Top of Excerpted records

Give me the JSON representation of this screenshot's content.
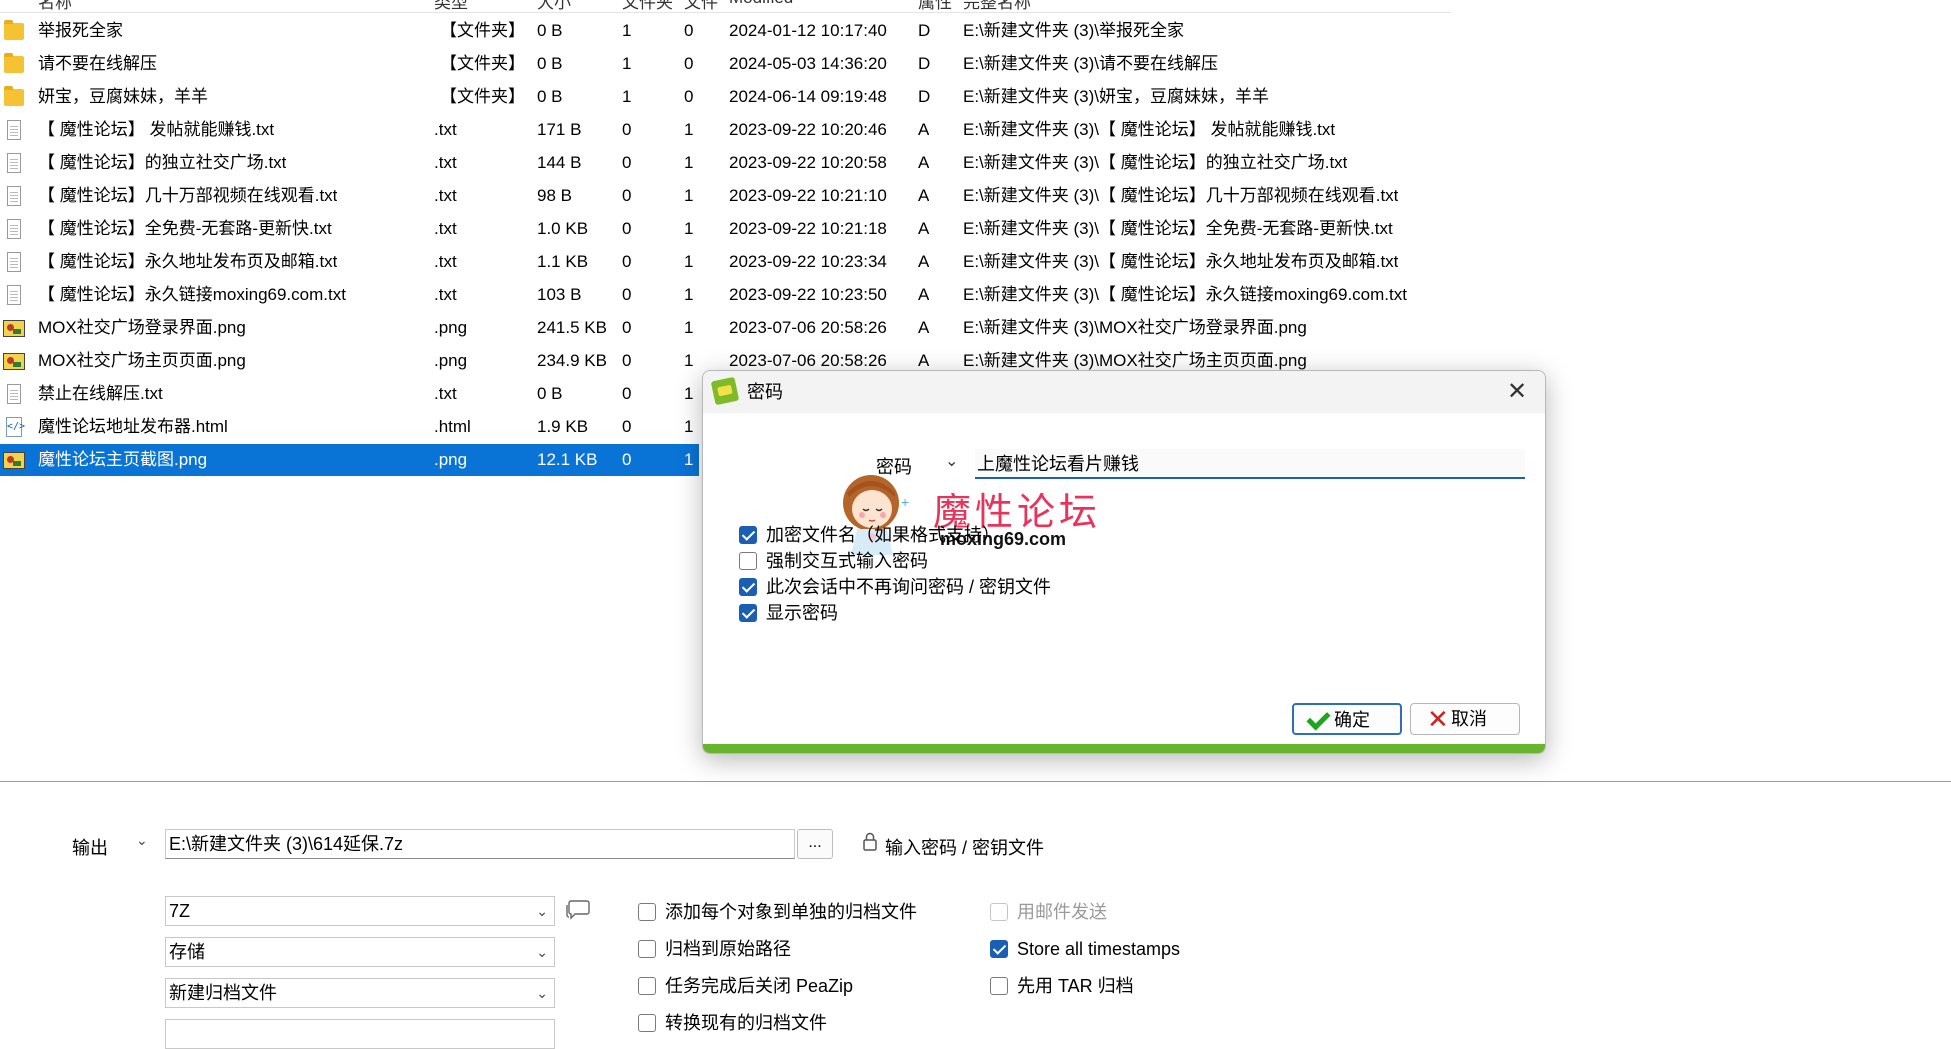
{
  "columns": {
    "name": "名称",
    "type": "类型",
    "size": "大小",
    "folders": "文件夹",
    "files": "文件",
    "modified": "Modified",
    "attr": "属性",
    "original": "完整名称"
  },
  "files": [
    {
      "name": "举报死全家",
      "type": "【文件夹】",
      "size": "0 B",
      "folders": "1",
      "files": "0",
      "modified": "2024-01-12 10:17:40",
      "attr": "D",
      "path": "E:\\新建文件夹 (3)\\举报死全家",
      "icon": "folder-icon"
    },
    {
      "name": "请不要在线解压",
      "type": "【文件夹】",
      "size": "0 B",
      "folders": "1",
      "files": "0",
      "modified": "2024-05-03 14:36:20",
      "attr": "D",
      "path": "E:\\新建文件夹 (3)\\请不要在线解压",
      "icon": "folder-icon"
    },
    {
      "name": "妍宝，豆腐妹妹，羊羊",
      "type": "【文件夹】",
      "size": "0 B",
      "folders": "1",
      "files": "0",
      "modified": "2024-06-14 09:19:48",
      "attr": "D",
      "path": "E:\\新建文件夹 (3)\\妍宝，豆腐妹妹，羊羊",
      "icon": "folder-icon"
    },
    {
      "name": "【 魔性论坛】 发帖就能赚钱.txt",
      "type": ".txt",
      "size": "171 B",
      "folders": "0",
      "files": "1",
      "modified": "2023-09-22 10:20:46",
      "attr": "A",
      "path": "E:\\新建文件夹 (3)\\【 魔性论坛】 发帖就能赚钱.txt",
      "icon": "text-file-icon"
    },
    {
      "name": "【 魔性论坛】的独立社交广场.txt",
      "type": ".txt",
      "size": "144 B",
      "folders": "0",
      "files": "1",
      "modified": "2023-09-22 10:20:58",
      "attr": "A",
      "path": "E:\\新建文件夹 (3)\\【 魔性论坛】的独立社交广场.txt",
      "icon": "text-file-icon"
    },
    {
      "name": "【 魔性论坛】几十万部视频在线观看.txt",
      "type": ".txt",
      "size": "98 B",
      "folders": "0",
      "files": "1",
      "modified": "2023-09-22 10:21:10",
      "attr": "A",
      "path": "E:\\新建文件夹 (3)\\【 魔性论坛】几十万部视频在线观看.txt",
      "icon": "text-file-icon"
    },
    {
      "name": "【 魔性论坛】全免费-无套路-更新快.txt",
      "type": ".txt",
      "size": "1.0 KB",
      "folders": "0",
      "files": "1",
      "modified": "2023-09-22 10:21:18",
      "attr": "A",
      "path": "E:\\新建文件夹 (3)\\【 魔性论坛】全免费-无套路-更新快.txt",
      "icon": "text-file-icon"
    },
    {
      "name": "【 魔性论坛】永久地址发布页及邮箱.txt",
      "type": ".txt",
      "size": "1.1 KB",
      "folders": "0",
      "files": "1",
      "modified": "2023-09-22 10:23:34",
      "attr": "A",
      "path": "E:\\新建文件夹 (3)\\【 魔性论坛】永久地址发布页及邮箱.txt",
      "icon": "text-file-icon"
    },
    {
      "name": "【 魔性论坛】永久链接moxing69.com.txt",
      "type": ".txt",
      "size": "103 B",
      "folders": "0",
      "files": "1",
      "modified": "2023-09-22 10:23:50",
      "attr": "A",
      "path": "E:\\新建文件夹 (3)\\【 魔性论坛】永久链接moxing69.com.txt",
      "icon": "text-file-icon"
    },
    {
      "name": "MOX社交广场登录界面.png",
      "type": ".png",
      "size": "241.5 KB",
      "folders": "0",
      "files": "1",
      "modified": "2023-07-06 20:58:26",
      "attr": "A",
      "path": "E:\\新建文件夹 (3)\\MOX社交广场登录界面.png",
      "icon": "image-file-icon"
    },
    {
      "name": "MOX社交广场主页页面.png",
      "type": ".png",
      "size": "234.9 KB",
      "folders": "0",
      "files": "1",
      "modified": "2023-07-06 20:58:26",
      "attr": "A",
      "path": "E:\\新建文件夹 (3)\\MOX社交广场主页页面.png",
      "icon": "image-file-icon"
    },
    {
      "name": "禁止在线解压.txt",
      "type": ".txt",
      "size": "0 B",
      "folders": "0",
      "files": "1",
      "modified": "",
      "attr": "",
      "path": "",
      "icon": "text-file-icon"
    },
    {
      "name": "魔性论坛地址发布器.html",
      "type": ".html",
      "size": "1.9 KB",
      "folders": "0",
      "files": "1",
      "modified": "",
      "attr": "",
      "path": "",
      "icon": "html-file-icon"
    },
    {
      "name": "魔性论坛主页截图.png",
      "type": ".png",
      "size": "12.1 KB",
      "folders": "0",
      "files": "1",
      "modified": "",
      "attr": "",
      "path": "",
      "icon": "image-file-icon",
      "selected": true
    }
  ],
  "dialog": {
    "title": "密码",
    "close": "✕",
    "password_label": "密码",
    "password_value": "上魔性论坛看片赚钱",
    "logo_title": "魔性论坛",
    "logo_url": "moxing69.com",
    "options": [
      {
        "label": "加密文件名（如果格式支持）",
        "checked": true
      },
      {
        "label": "强制交互式输入密码",
        "checked": false
      },
      {
        "label": "此次会话中不再询问密码 / 密钥文件",
        "checked": true
      },
      {
        "label": "显示密码",
        "checked": true
      }
    ],
    "ok_label": "确定",
    "cancel_label": "取消"
  },
  "bottom": {
    "output_label": "输出",
    "output_path": "E:\\新建文件夹 (3)\\614延保.7z",
    "browse_label": "...",
    "password_link": "输入密码 / 密钥文件",
    "format": "7Z",
    "level": "存储",
    "mode": "新建归档文件",
    "options_left": [
      {
        "label": "添加每个对象到单独的归档文件",
        "checked": false
      },
      {
        "label": "归档到原始路径",
        "checked": false
      },
      {
        "label": "任务完成后关闭 PeaZip",
        "checked": false
      },
      {
        "label": "转换现有的归档文件",
        "checked": false
      }
    ],
    "options_right": [
      {
        "label": "用邮件发送",
        "checked": false,
        "disabled": true
      },
      {
        "label": "Store all timestamps",
        "checked": true,
        "disabled": false
      },
      {
        "label": "先用 TAR 归档",
        "checked": false,
        "disabled": false
      }
    ]
  },
  "colors": {
    "selection": "#0a74d6",
    "dialog_bottom_bar": "#67b52c",
    "logo_title": "#e8345a",
    "checkbox_checked": "#1a5fb4"
  }
}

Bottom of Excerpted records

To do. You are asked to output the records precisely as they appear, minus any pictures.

Answer box.
Give me the JSON representation of this screenshot's content.
{
  "columns": {
    "name": "名称",
    "type": "类型",
    "size": "大小",
    "folders": "文件夹",
    "files": "文件",
    "modified": "Modified",
    "attr": "属性",
    "original": "完整名称"
  },
  "files": [
    {
      "name": "举报死全家",
      "type": "【文件夹】",
      "size": "0 B",
      "folders": "1",
      "files": "0",
      "modified": "2024-01-12 10:17:40",
      "attr": "D",
      "path": "E:\\新建文件夹 (3)\\举报死全家",
      "icon": "folder-icon"
    },
    {
      "name": "请不要在线解压",
      "type": "【文件夹】",
      "size": "0 B",
      "folders": "1",
      "files": "0",
      "modified": "2024-05-03 14:36:20",
      "attr": "D",
      "path": "E:\\新建文件夹 (3)\\请不要在线解压",
      "icon": "folder-icon"
    },
    {
      "name": "妍宝，豆腐妹妹，羊羊",
      "type": "【文件夹】",
      "size": "0 B",
      "folders": "1",
      "files": "0",
      "modified": "2024-06-14 09:19:48",
      "attr": "D",
      "path": "E:\\新建文件夹 (3)\\妍宝，豆腐妹妹，羊羊",
      "icon": "folder-icon"
    },
    {
      "name": "【 魔性论坛】 发帖就能赚钱.txt",
      "type": ".txt",
      "size": "171 B",
      "folders": "0",
      "files": "1",
      "modified": "2023-09-22 10:20:46",
      "attr": "A",
      "path": "E:\\新建文件夹 (3)\\【 魔性论坛】 发帖就能赚钱.txt",
      "icon": "text-file-icon"
    },
    {
      "name": "【 魔性论坛】的独立社交广场.txt",
      "type": ".txt",
      "size": "144 B",
      "folders": "0",
      "files": "1",
      "modified": "2023-09-22 10:20:58",
      "attr": "A",
      "path": "E:\\新建文件夹 (3)\\【 魔性论坛】的独立社交广场.txt",
      "icon": "text-file-icon"
    },
    {
      "name": "【 魔性论坛】几十万部视频在线观看.txt",
      "type": ".txt",
      "size": "98 B",
      "folders": "0",
      "files": "1",
      "modified": "2023-09-22 10:21:10",
      "attr": "A",
      "path": "E:\\新建文件夹 (3)\\【 魔性论坛】几十万部视频在线观看.txt",
      "icon": "text-file-icon"
    },
    {
      "name": "【 魔性论坛】全免费-无套路-更新快.txt",
      "type": ".txt",
      "size": "1.0 KB",
      "folders": "0",
      "files": "1",
      "modified": "2023-09-22 10:21:18",
      "attr": "A",
      "path": "E:\\新建文件夹 (3)\\【 魔性论坛】全免费-无套路-更新快.txt",
      "icon": "text-file-icon"
    },
    {
      "name": "【 魔性论坛】永久地址发布页及邮箱.txt",
      "type": ".txt",
      "size": "1.1 KB",
      "folders": "0",
      "files": "1",
      "modified": "2023-09-22 10:23:34",
      "attr": "A",
      "path": "E:\\新建文件夹 (3)\\【 魔性论坛】永久地址发布页及邮箱.txt",
      "icon": "text-file-icon"
    },
    {
      "name": "【 魔性论坛】永久链接moxing69.com.txt",
      "type": ".txt",
      "size": "103 B",
      "folders": "0",
      "files": "1",
      "modified": "2023-09-22 10:23:50",
      "attr": "A",
      "path": "E:\\新建文件夹 (3)\\【 魔性论坛】永久链接moxing69.com.txt",
      "icon": "text-file-icon"
    },
    {
      "name": "MOX社交广场登录界面.png",
      "type": ".png",
      "size": "241.5 KB",
      "folders": "0",
      "files": "1",
      "modified": "2023-07-06 20:58:26",
      "attr": "A",
      "path": "E:\\新建文件夹 (3)\\MOX社交广场登录界面.png",
      "icon": "image-file-icon"
    },
    {
      "name": "MOX社交广场主页页面.png",
      "type": ".png",
      "size": "234.9 KB",
      "folders": "0",
      "files": "1",
      "modified": "2023-07-06 20:58:26",
      "attr": "A",
      "path": "E:\\新建文件夹 (3)\\MOX社交广场主页页面.png",
      "icon": "image-file-icon"
    },
    {
      "name": "禁止在线解压.txt",
      "type": ".txt",
      "size": "0 B",
      "folders": "0",
      "files": "1",
      "modified": "",
      "attr": "",
      "path": "",
      "icon": "text-file-icon"
    },
    {
      "name": "魔性论坛地址发布器.html",
      "type": ".html",
      "size": "1.9 KB",
      "folders": "0",
      "files": "1",
      "modified": "",
      "attr": "",
      "path": "",
      "icon": "html-file-icon"
    },
    {
      "name": "魔性论坛主页截图.png",
      "type": ".png",
      "size": "12.1 KB",
      "folders": "0",
      "files": "1",
      "modified": "",
      "attr": "",
      "path": "",
      "icon": "image-file-icon",
      "selected": true
    }
  ],
  "dialog": {
    "title": "密码",
    "close": "✕",
    "password_label": "密码",
    "password_value": "上魔性论坛看片赚钱",
    "logo_title": "魔性论坛",
    "logo_url": "moxing69.com",
    "options": [
      {
        "label": "加密文件名（如果格式支持）",
        "checked": true
      },
      {
        "label": "强制交互式输入密码",
        "checked": false
      },
      {
        "label": "此次会话中不再询问密码 / 密钥文件",
        "checked": true
      },
      {
        "label": "显示密码",
        "checked": true
      }
    ],
    "ok_label": "确定",
    "cancel_label": "取消"
  },
  "bottom": {
    "output_label": "输出",
    "output_path": "E:\\新建文件夹 (3)\\614延保.7z",
    "browse_label": "...",
    "password_link": "输入密码 / 密钥文件",
    "format": "7Z",
    "level": "存储",
    "mode": "新建归档文件",
    "options_left": [
      {
        "label": "添加每个对象到单独的归档文件",
        "checked": false
      },
      {
        "label": "归档到原始路径",
        "checked": false
      },
      {
        "label": "任务完成后关闭 PeaZip",
        "checked": false
      },
      {
        "label": "转换现有的归档文件",
        "checked": false
      }
    ],
    "options_right": [
      {
        "label": "用邮件发送",
        "checked": false,
        "disabled": true
      },
      {
        "label": "Store all timestamps",
        "checked": true,
        "disabled": false
      },
      {
        "label": "先用 TAR 归档",
        "checked": false,
        "disabled": false
      }
    ]
  },
  "colors": {
    "selection": "#0a74d6",
    "dialog_bottom_bar": "#67b52c",
    "logo_title": "#e8345a",
    "checkbox_checked": "#1a5fb4"
  }
}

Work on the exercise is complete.